In a post-election article on the Socialist Workers Party website, J O’Toole wrote “Socialists want to relate to Sinn Fein supporters and work alongside them in the South to battle the water charges. We want to emphasise people power as the path to change and that struggle is the stage upon which different approaches to change will be tested.”
At a pre-election ‘Arms around Moore Street’ event, held to protect the historic GPO 1916 Battlefield Site, Socialist Party EU candidate Paul Murphy made a stirring contribution, reminding those present of James Connolly’s last days of freedom in those buildings, and of Connolly’s relevance to the peoples’ cause today.
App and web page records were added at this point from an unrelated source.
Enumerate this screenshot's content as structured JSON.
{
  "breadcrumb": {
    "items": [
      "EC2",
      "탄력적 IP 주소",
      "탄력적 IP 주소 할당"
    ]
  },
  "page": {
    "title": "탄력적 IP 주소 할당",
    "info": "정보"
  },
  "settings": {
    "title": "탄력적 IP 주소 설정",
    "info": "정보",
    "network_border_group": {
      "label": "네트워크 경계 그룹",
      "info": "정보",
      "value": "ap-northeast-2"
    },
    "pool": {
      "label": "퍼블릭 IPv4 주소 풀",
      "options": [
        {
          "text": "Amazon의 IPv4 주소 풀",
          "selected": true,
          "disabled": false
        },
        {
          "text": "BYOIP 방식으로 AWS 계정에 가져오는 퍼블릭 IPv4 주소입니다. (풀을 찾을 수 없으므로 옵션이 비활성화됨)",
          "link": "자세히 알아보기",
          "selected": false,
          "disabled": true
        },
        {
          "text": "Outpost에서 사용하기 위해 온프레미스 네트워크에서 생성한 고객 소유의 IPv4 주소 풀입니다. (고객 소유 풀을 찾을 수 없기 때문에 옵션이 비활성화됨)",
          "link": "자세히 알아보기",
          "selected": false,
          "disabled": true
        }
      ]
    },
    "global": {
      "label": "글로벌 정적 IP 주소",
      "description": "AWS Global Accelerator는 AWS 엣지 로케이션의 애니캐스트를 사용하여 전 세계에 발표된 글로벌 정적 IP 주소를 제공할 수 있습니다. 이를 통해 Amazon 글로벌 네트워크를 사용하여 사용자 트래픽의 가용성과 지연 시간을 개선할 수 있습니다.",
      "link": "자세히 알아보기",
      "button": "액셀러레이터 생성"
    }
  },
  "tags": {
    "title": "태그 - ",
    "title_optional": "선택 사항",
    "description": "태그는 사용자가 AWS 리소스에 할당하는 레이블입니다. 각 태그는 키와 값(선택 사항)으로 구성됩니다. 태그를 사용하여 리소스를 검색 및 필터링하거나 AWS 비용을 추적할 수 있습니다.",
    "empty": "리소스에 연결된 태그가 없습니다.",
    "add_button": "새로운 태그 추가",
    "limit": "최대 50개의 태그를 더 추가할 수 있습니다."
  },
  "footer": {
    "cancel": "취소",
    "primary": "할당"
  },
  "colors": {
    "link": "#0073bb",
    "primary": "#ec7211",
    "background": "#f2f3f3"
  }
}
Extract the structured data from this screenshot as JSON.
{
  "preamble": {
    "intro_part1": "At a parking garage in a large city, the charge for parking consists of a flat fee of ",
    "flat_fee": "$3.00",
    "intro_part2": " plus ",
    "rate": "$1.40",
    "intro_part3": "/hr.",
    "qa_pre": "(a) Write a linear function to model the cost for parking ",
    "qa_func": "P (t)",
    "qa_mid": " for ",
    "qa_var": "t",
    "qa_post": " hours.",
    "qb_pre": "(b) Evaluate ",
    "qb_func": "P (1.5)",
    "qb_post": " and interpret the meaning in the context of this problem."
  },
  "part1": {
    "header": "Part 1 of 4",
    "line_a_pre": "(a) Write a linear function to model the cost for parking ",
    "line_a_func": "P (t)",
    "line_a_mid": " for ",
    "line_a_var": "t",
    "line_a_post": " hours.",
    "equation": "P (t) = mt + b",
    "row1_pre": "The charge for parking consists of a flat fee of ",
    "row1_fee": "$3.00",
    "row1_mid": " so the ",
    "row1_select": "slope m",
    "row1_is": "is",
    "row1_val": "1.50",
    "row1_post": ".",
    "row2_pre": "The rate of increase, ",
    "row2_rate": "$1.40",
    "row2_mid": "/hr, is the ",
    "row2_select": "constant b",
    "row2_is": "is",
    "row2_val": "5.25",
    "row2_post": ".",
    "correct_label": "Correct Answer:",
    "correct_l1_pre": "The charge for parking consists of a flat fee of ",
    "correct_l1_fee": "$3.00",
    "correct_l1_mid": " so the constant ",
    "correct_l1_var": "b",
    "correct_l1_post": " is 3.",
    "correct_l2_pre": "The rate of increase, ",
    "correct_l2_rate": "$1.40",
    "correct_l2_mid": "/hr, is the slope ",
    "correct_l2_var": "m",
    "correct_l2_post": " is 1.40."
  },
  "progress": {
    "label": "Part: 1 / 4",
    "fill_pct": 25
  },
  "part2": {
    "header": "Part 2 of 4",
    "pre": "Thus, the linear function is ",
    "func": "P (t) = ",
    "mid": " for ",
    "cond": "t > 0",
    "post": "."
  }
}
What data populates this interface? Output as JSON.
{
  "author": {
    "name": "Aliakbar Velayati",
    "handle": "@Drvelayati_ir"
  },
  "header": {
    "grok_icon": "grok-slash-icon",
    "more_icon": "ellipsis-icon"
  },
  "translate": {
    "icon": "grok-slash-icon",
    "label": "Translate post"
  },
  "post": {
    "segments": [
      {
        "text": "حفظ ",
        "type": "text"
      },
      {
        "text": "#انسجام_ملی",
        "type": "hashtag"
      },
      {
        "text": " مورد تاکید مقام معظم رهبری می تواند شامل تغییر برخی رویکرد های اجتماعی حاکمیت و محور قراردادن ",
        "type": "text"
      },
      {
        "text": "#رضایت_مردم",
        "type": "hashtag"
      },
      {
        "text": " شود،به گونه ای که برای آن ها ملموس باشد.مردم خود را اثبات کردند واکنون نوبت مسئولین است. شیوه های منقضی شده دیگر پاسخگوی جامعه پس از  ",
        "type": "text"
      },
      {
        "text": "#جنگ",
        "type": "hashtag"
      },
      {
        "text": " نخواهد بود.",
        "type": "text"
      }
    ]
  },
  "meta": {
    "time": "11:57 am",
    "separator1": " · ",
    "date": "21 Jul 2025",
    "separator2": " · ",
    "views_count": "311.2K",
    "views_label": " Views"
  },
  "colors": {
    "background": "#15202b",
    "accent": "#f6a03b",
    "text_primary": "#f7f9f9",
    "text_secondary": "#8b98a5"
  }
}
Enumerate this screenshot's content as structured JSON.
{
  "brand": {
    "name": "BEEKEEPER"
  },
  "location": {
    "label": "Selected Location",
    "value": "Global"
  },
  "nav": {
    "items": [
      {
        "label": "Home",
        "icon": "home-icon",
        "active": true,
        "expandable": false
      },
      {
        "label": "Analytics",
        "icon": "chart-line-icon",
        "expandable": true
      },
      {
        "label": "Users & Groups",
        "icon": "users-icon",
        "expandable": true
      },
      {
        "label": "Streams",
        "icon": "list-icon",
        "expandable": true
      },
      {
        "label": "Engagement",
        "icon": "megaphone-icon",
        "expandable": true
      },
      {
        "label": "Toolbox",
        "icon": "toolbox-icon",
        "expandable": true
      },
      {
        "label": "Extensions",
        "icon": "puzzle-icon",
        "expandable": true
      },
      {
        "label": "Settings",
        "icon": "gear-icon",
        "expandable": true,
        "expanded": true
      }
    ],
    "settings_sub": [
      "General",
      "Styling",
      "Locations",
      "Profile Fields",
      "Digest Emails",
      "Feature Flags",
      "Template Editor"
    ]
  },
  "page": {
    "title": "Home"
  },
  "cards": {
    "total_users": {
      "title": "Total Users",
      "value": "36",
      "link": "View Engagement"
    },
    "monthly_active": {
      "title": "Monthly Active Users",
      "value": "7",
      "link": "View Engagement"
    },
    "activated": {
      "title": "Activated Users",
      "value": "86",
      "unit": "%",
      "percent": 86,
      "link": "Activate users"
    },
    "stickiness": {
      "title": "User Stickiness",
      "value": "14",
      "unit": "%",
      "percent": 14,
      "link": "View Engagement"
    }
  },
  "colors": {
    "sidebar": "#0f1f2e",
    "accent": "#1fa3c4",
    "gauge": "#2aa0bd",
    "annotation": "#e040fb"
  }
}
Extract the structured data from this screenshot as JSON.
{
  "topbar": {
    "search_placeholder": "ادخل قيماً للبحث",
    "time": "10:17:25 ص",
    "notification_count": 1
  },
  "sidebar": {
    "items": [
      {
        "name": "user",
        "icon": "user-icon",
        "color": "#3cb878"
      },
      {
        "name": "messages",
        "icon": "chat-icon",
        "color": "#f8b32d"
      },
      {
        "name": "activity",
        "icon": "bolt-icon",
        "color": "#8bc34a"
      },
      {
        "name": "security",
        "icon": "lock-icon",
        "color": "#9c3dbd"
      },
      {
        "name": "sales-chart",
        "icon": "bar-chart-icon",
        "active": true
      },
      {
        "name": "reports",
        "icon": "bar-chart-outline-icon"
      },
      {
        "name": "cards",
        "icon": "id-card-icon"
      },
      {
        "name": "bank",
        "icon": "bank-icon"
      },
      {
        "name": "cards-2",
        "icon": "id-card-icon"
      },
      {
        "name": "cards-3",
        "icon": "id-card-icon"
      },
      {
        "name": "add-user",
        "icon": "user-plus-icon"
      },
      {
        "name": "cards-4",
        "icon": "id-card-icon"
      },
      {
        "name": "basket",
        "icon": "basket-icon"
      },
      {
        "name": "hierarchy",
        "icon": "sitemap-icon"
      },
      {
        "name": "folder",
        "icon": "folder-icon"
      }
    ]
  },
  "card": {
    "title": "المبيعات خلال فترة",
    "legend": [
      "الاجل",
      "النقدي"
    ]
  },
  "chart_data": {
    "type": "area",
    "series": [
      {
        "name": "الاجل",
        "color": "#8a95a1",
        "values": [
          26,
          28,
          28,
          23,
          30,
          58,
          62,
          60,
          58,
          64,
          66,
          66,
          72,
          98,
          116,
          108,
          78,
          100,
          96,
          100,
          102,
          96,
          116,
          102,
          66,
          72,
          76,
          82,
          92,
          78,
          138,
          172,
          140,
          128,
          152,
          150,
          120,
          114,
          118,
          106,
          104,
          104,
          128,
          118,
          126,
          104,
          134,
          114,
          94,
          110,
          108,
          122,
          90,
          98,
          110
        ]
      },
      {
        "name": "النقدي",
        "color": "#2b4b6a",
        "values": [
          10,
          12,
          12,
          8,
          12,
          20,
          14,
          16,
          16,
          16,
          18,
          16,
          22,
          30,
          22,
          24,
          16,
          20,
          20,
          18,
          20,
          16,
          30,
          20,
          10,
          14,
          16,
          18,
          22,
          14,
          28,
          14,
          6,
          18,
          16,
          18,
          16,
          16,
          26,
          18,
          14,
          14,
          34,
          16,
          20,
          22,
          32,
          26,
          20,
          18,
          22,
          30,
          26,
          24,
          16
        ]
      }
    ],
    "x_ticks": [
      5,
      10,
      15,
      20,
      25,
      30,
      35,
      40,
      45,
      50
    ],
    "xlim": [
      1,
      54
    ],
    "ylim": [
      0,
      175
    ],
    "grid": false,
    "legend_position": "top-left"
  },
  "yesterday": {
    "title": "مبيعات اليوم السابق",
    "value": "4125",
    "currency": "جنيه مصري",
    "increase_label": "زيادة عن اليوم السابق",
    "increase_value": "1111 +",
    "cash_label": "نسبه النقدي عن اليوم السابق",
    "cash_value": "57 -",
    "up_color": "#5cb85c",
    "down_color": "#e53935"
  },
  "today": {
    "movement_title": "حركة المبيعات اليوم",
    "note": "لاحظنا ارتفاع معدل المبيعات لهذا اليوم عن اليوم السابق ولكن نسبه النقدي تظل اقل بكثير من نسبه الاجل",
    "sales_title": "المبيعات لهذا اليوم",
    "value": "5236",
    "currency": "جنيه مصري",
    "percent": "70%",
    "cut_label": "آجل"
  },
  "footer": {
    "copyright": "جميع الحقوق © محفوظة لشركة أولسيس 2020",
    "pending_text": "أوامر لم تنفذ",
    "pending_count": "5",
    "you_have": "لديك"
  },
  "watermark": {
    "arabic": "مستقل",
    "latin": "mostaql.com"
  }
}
These are promising signs which should be built on through dialogue between Sinn Féin and socialists. It would be interesting to know if, for example, there was to be contact between the three new Sinn Féin MEPs and Paul Murphy, outgoing MEP and likely to be a candidate in the upcoming General Election, on advice on relevant issues and potential alliances in the EU Parliament. Not only would that contact be valuable in itself, but it would also send a positive signal to socialists and their supporters, and to voters interested in new possibilities. No doubt the new MEPs will also receive advice from Nessa Childers, independent leftist MEP and granddaughter of Erskine Childers who played a decisive part in the lead-up to the 1916 Revolution and the proclaiming of the Irish Republic, and in the defence of that Republic in the Civil War.
It is certain that Fine Gael, Fianna Fáil and Labour will attempt to claw back support to prevent the Sinn Féin and socialist surge from gathering further momentum. But there are lessons in historical experience, one such being the Berlin Wall. In just one year, 1989, what seemed like an impregnable fortress, part of the Iron Curtain that separated the Soviet Union and its satellite states from the West, was virtually destroyed. Once the first crack appeared in it, its destruction seemed as if it might become inevitable but happened faster than most might have thought possible. That crack in the Berlin Wall first occurred in the imagination of a few determined dissidents, then spread until the imagining was unstoppable and became reality.
It is possible that a similar phenomenon is at play in this State, where hegemonic power has seemed impregnable during all of the years of this State’s existence. It may be that a sufficient number of voters have been so sickened by abuses of power, by institutional failure and corruption, by a system that ignores the fundamental needs of the many but panders to the excessive wants and desires of the few, and by the signs of a failed State, that they are prepared to take a chance on something different and not yet capable of being fully understood or predicted, overriding fears and prejudices in the process. It may be that this first crack in the fortress of hegemonic power cannot be covered over with political class PR Polyfilla, but that the crack will deepen until the wall falls and profound change comes about.
That might happen sooner than most people think possible. Too early to tell. But we live in interesting times!